Hyperventilation may trigger febrile seizures in children

September 12, 2011

New research shows that febrile seizures in children may be linked to respiratory alkalosis, indicated by elevated blood pH and low carbon dioxide levels caused by hyperventilation, and independent of the underlying infection severity. Febrile seizures were not observed in susceptible children with fevers brought on by gastroenteritis, suggesting that low blood pH levels (acidosis) may have a protective effect. Full findings now appear in Epilepsia, a journal published by Wiley-Blackwell on behalf of the International League Against Epilepsy (ILAE).

Febrile seizures are the most common type of convulsive disorder in children, affecting nearly 1 out of every 25 children and typically occurring between the ages of 6 months and 5 years, according to the National Institute of Neurological Disorders and Stroke (NINDS). Previous studies have suggested that a combination of genetic and cause febrile seizures which have an incidence of up to 8% depending on geographical region and culture.

To further understand the functional changes associated with febrile seizures, a team of investigators, led by Dr. Sebastian Schuchmann, at the Charité-Universitätsmedizin Berlin in Germany and the University of Helsinki in Finland enrolled and analysed 433 children with similar fever levels who were admitted to hospital for febrile seizure (n=213) or (n=220). All pediatric patients had their blood pH and carbon dioxide levels measured upon admission.

Researchers found respiratory alkalosis in children with febrile seizures and metabolic acidosis in pediatric patients admitted for gastroenteritis. Febrile seizures did not occur in with gastroenteritis, except in a subgroup of 15 patients who had an alkaline blood pH level. Additionally, 8 patients were admitted on separate occasions for febrile seizures and gastroenteritis; blood pH was elevated when the child was admitted with febrile seizure, but a more acidotic pH was found when the child presented with gastroenteritis.

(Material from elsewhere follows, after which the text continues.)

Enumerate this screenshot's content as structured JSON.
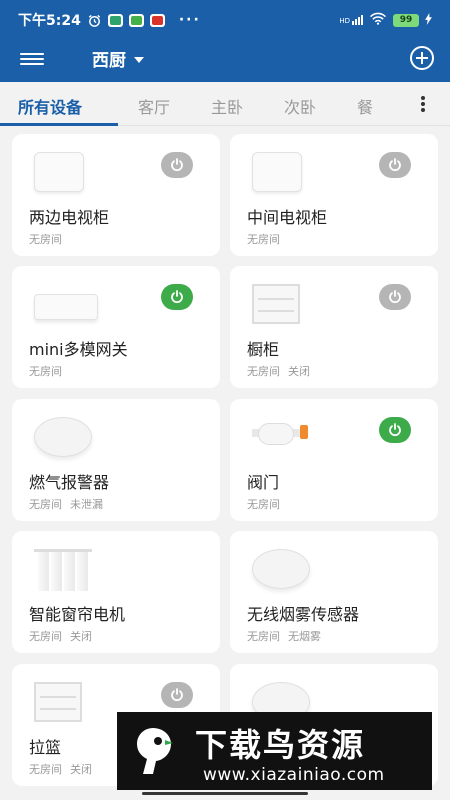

"Our findings reveal that febrile seizures are associated with respiratory alkalosis and unrelated to the severity of the underlying infection or fever level," concluded Dr. Schuchmann. "Further investigation of methods that control the body's acid-base status may lead to the development of novel therapies for treating febrile seizures." Based on the study results, the authors suggest an application of 5% carbon dioxide in the breathing air as a possible treatment for .

More information: "Respiratory Alkalosis in Children with Febrile Seizures." Sebastian Schuchmann, Sarah Hauck, Stephan Henning, Annette Grüters-Kieslich, Sampsa Vanhatalo, Dietmar Schmitz, Kai Kaila. Epilepsia; Published Online: September 12, 2011 (DOI: 10.1111/j.1528-1167.2011.03259.x).

Related Stories

Recommended for you

Want to win at sports? Take a cue from these mighty mice

July 20, 2017
As student athletes hit training fields this summer to gain the competitive edge, a new study shows how the experiences of a tiny mouse can put them on the path to winning.

A sodium surprise: Engineers find unexpected result during cardiac research

July 20, 2017
Irregular heartbeat—or arrhythmia—can have sudden and often fatal consequences. A biomedical engineering team at Washington University in St. Louis examining molecular behavior in cardiac tissue recently made a surprising ...

Engineered liver tissue expands after transplant

July 19, 2017
Many diseases, including cirrhosis and hepatitis, can lead to liver failure. More than 17,000 Americans suffering from these diseases are now waiting for liver transplants, but significantly fewer livers are available.

Lunatic Fringe gene plays key role in the renewable brain

July 19, 2017
The discovery that the brain can generate new cells - about 700 new neurons each day - has triggered investigations to uncover how this process is regulated. Researchers at Baylor College of Medicine and Jan and Dan Duncan ...

'Smart' robot technology could give stroke rehab a boost

July 19, 2017
Scientists say they have developed a "smart" robotic harness that might make it easier for people to learn to walk again after a stroke or spinal cord injury.

New animal models for hepatitis C could pave the way for a vaccine

July 19, 2017
They say that an ounce of prevention is worth a pound of cure. In the case of hepatitis C—a disease that affects nearly 71 million people worldwide, causing cirrhosis and liver cancer if left untreated—it might be worth ...

0 comments

Please sign in to add a comment. Registration is free, and takes less than a minute. Read more

Click here to reset your password.
Sign in to get notified via email when new comments are made.